The desert is dying

February 14, 2007

Researchers from University of Bergen have found that trees, which are a main resource for desert people and their flocks, are in significant decline in the hyper-arid Eastern Desert of Egypt.

In places more than 50% of the mature trees have disappeared between 1965 and 2003, while almost no new trees have been recruited. Despite extreme aridity the main cause of tree mortality seems not to be climate, but commercial charcoal production. This indicates that the traditional and sustainable indigenous resource management, which desert people have developed through millennia, is changing.

Desertification has been recurrently discussed and questioned since the 1970s. The focus has been on desert borderlands, while changes in sparse but important vegetation resources within the desert core have been neglected.

Source: Public Library of Science

Explore further: Spiders are among most effective predators of plant pests

Related Stories

The Sahara olive tree: A genetic heritage to be preserved

May 3, 2013

The Saharan cousin of Mediterranean olive trees remains largely unknown. However, this subspecies (called the Laperinne's olive tree) is of great interest for several reasons. IRD researchers and their partners showed that ...

New model predicts maximum tree height across the US

July 18, 2011

The next time you're outdoors, see if you can spot the tallest tree. If you're in the desert Southwest, this may be an easy task — trees there are few and far between, and tend to hunch low to the ground to conserve ...

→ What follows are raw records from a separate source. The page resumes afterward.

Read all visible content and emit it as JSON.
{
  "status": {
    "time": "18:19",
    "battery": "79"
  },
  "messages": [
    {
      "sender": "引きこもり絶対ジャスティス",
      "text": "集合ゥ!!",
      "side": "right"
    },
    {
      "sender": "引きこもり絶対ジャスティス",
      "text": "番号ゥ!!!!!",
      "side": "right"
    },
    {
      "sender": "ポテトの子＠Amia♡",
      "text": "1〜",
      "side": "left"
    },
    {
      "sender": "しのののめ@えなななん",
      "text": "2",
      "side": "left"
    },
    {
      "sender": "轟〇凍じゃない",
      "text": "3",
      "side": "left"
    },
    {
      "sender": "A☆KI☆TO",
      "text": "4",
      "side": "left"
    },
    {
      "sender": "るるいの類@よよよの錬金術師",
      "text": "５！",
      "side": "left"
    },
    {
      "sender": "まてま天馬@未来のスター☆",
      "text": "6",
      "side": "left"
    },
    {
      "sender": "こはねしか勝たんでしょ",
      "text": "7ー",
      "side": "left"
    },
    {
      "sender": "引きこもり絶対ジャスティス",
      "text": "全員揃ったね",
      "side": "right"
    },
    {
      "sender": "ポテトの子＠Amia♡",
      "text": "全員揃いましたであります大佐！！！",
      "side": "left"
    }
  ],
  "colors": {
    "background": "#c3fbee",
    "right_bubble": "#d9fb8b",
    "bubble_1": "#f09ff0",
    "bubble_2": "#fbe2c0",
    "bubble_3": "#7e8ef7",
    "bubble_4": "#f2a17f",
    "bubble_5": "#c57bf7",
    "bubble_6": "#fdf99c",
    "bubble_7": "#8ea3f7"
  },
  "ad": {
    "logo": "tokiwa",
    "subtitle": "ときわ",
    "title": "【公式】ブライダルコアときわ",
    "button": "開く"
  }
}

How trees manage water in arid environments

January 3, 2007

Water scarcity is slowly becoming a fact of life in increasingly large areas. The summer of 2006 was the second warmest in the continental United States since records began in 1895, according to the National Climatic Data ...

Recommended for you

Did meteorites bring life's phosphorus to Earth?

August 30, 2016

Meteorites that crashed onto Earth billions of years ago may have provided the phosphorous essential to the biological systems of terrestrial life. The meteorites are believed to have contained a phosphorus-bearing mineral ...

0 comments

Please sign in to add a comment. Registration is free, and takes less than a minute. Read more

Click here to reset your password.
Sign in to get notified via email when new comments are made.